Sometimes it seems as though we’ve been hearing about the high suicide rates in Bush Alaska for an immensely long time. Every few years another study is done which comes up with the same depressing results concerning suicide statistics as the previous study. Young men are most vulnerable. Substance abuse is usually involved. Despair about the future is frequently cited as a cause, often along with the pain and problems resulting from growing up in an abusive home.
Every time one of these studies is released showing that Alaska has the highest suicide rate in the nation and Bush Alaska has a dramatically higher rate than Alaska as a whole, a lot of soul searching occurs. What have we done wrong that these statistics seem so intractable? Why isn’t anything working? Why are successes so few and far between? Those people for whom these statistics are the realities of their workaday lives go back to the drawing board and try to improve the services they offer in the hope that they will somehow make a dent in the problem.
What’s perhaps even scarier is that if you factor in deaths due to alcohol and drug related “accidents” through drowning, motor vehicle or gun mishaps, the statistics on suicide would be even more dramatically frightening. And, if we are to be very honest, those deaths are often nothing more than suicide in disguise.
I lived in Barrow for 28 years and saw my share of the sorrow, grief and sadness that accompanied the passing of our young people. No matter how functional or dysfunctional your community is, the death of a young person hits hard. They aren’t supposed to die. They are the future. They’re supposed to be excited about moving forward with their lives, getting married, getting a job, supporting their community with their subsistence activities. So why are they killing themselves instead of looking forward with anticipation?

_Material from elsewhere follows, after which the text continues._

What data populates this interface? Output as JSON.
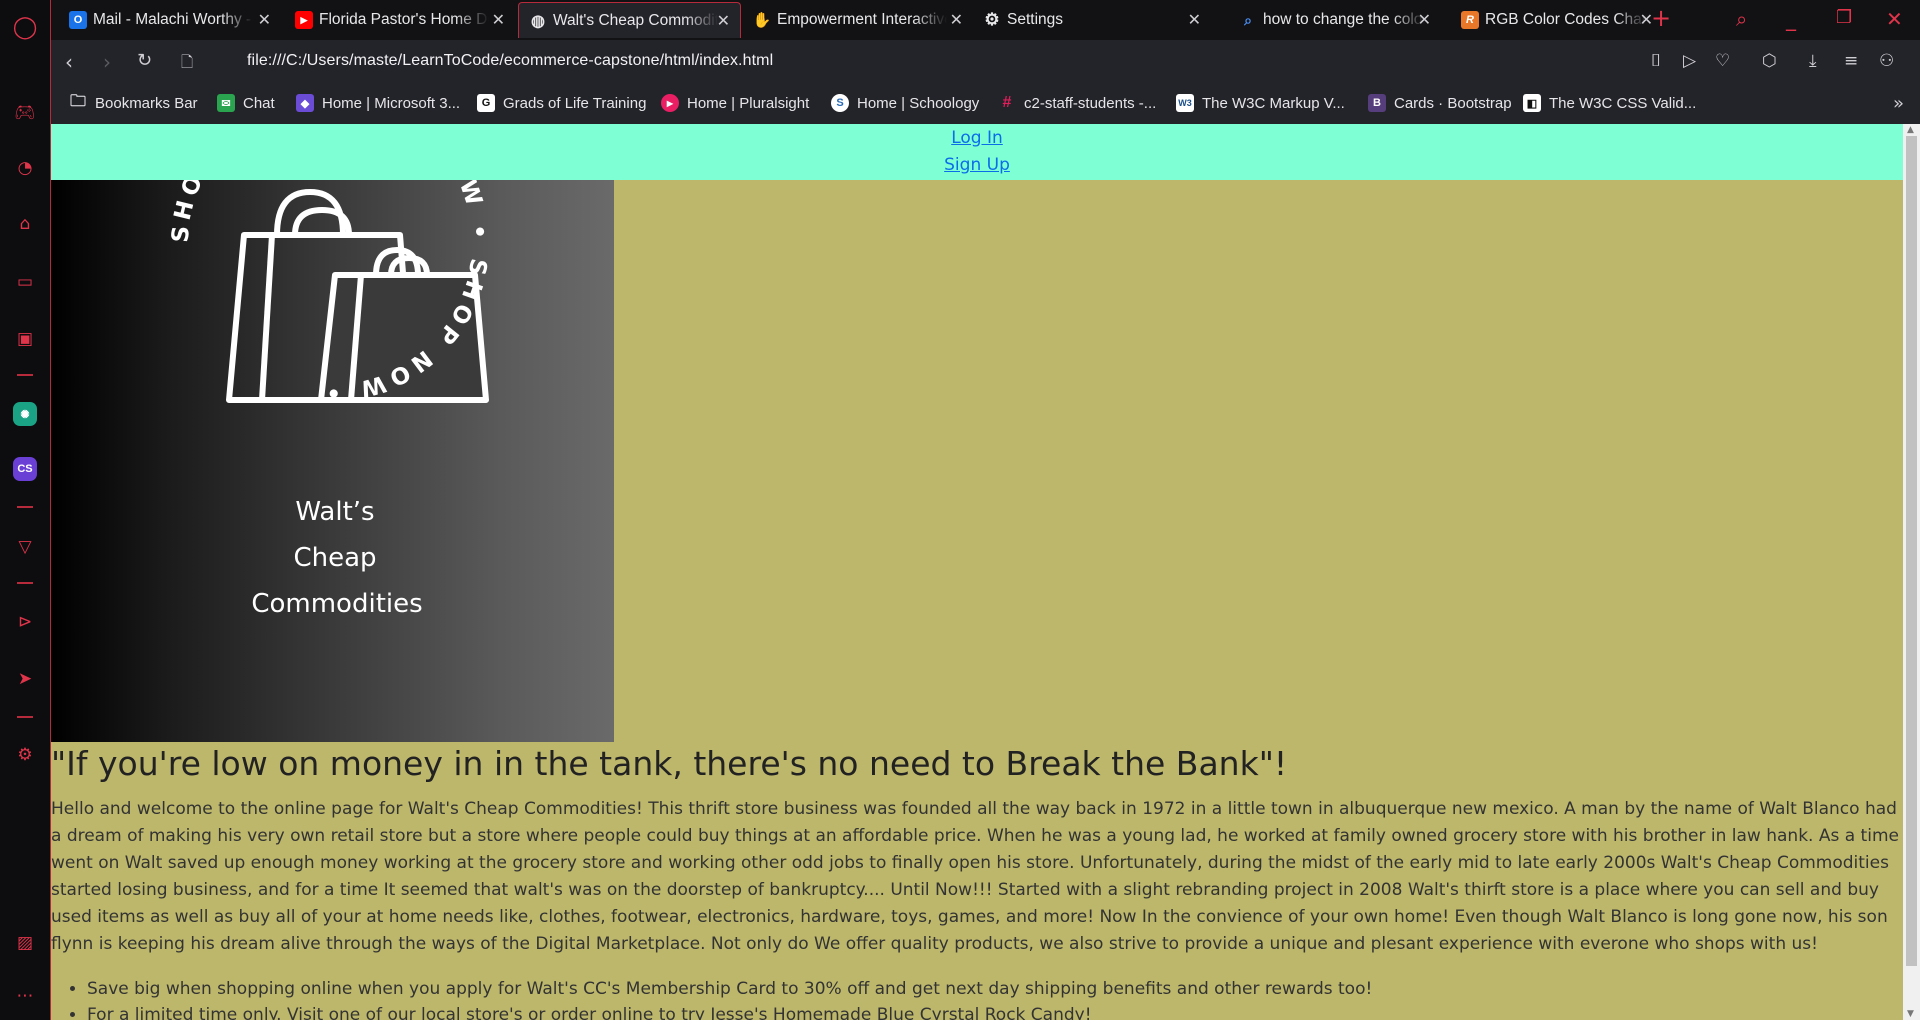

There are probably as many answers to that question as there are suicides in Bush Alaska. But there are also commonalities. There is probably a reason why young men are the most vulnerable. At a time when they should be starting on their future, many can only see their past. They have no vision of a future.
I remember someone saying to me once, as we stood at the casket of a young man who had drunkenly driven an ATV into a pole months after his high school graduation, that the young man’s best years were behind him and he had nothing to look forward to, so why go on. The young man had been a basketball star. He’d barely qualified to get a high school certificate and had hung in only to play basketball. But that was over now. The cheers were silenced and he had nothing to fall back on. His family was abusive and alcoholic and that basketball court had been his only escape – and now someone else stood at its center.
If we want to truly impact the problem of suicides in the Bush, then we have to start before these boys become young men. We have to start with their families. We have to somehow make a dent in the still overwhelming problems of substance abuse in our villages. We have to throw a wrench into the cycle of domestic violence that is often passed from father to son.
Doing this will not stop all suicides. Depression is a real illness that needs significant intervention and treatment to allow a person to live a full life. But if you don’t have a supportive, caring family who even notices you might be depressed, you don’t stand a chance.
Under the best of circumstances graduating from high school is a scary time in life. Suddenly adulthood looms large. We’re expected to start making adult decisions about our future. College or no college? Technical school? A job? If so, where? What kind? How will I ever support myself and a family?
Young people, especially young men in our villages, need love, support, understanding and role models long before they reach the stage where they put a gun in their mouths or a rope around their necks. To stop the suicide epidemic in the Bush, we need to first heal the ailing families that make suicide such an attractive alternative.